Write out the records below exactly as they appear, skipping each picture.

TASK DATA:
───

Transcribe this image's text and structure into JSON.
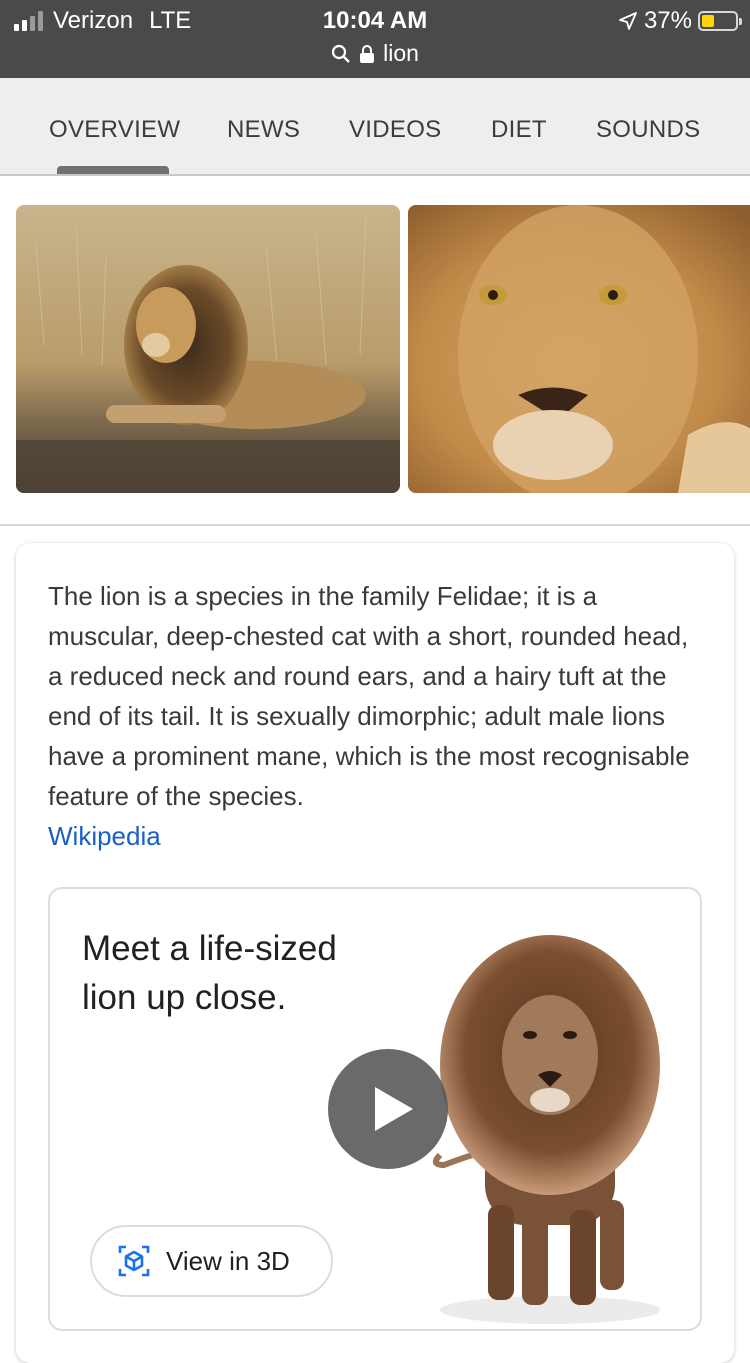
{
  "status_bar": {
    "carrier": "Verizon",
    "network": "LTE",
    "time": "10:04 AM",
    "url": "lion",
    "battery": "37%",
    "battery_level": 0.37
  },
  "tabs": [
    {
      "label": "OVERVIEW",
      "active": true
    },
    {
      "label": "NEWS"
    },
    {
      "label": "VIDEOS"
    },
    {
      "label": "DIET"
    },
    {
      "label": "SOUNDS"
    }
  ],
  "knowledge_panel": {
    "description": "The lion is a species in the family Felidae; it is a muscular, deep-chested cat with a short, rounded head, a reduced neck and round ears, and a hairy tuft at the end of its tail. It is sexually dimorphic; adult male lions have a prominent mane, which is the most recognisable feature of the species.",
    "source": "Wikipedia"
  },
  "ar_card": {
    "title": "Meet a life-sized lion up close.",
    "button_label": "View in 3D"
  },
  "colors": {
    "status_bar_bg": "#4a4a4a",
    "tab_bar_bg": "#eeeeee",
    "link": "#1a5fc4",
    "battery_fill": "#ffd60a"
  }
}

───

REPLY:
Transcribe this image's text and structure into JSON.
{
  "status_bar": {
    "carrier": "Verizon",
    "network": "LTE",
    "time": "10:04 AM",
    "url": "lion",
    "battery": "37%",
    "battery_level": 0.37
  },
  "tabs": [
    {
      "label": "OVERVIEW",
      "active": true
    },
    {
      "label": "NEWS"
    },
    {
      "label": "VIDEOS"
    },
    {
      "label": "DIET"
    },
    {
      "label": "SOUNDS"
    }
  ],
  "knowledge_panel": {
    "description": "The lion is a species in the family Felidae; it is a muscular, deep-chested cat with a short, rounded head, a reduced neck and round ears, and a hairy tuft at the end of its tail. It is sexually dimorphic; adult male lions have a prominent mane, which is the most recognisable feature of the species.",
    "source": "Wikipedia"
  },
  "ar_card": {
    "title": "Meet a life-sized lion up close.",
    "button_label": "View in 3D"
  },
  "colors": {
    "status_bar_bg": "#4a4a4a",
    "tab_bar_bg": "#eeeeee",
    "link": "#1a5fc4",
    "battery_fill": "#ffd60a"
  }
}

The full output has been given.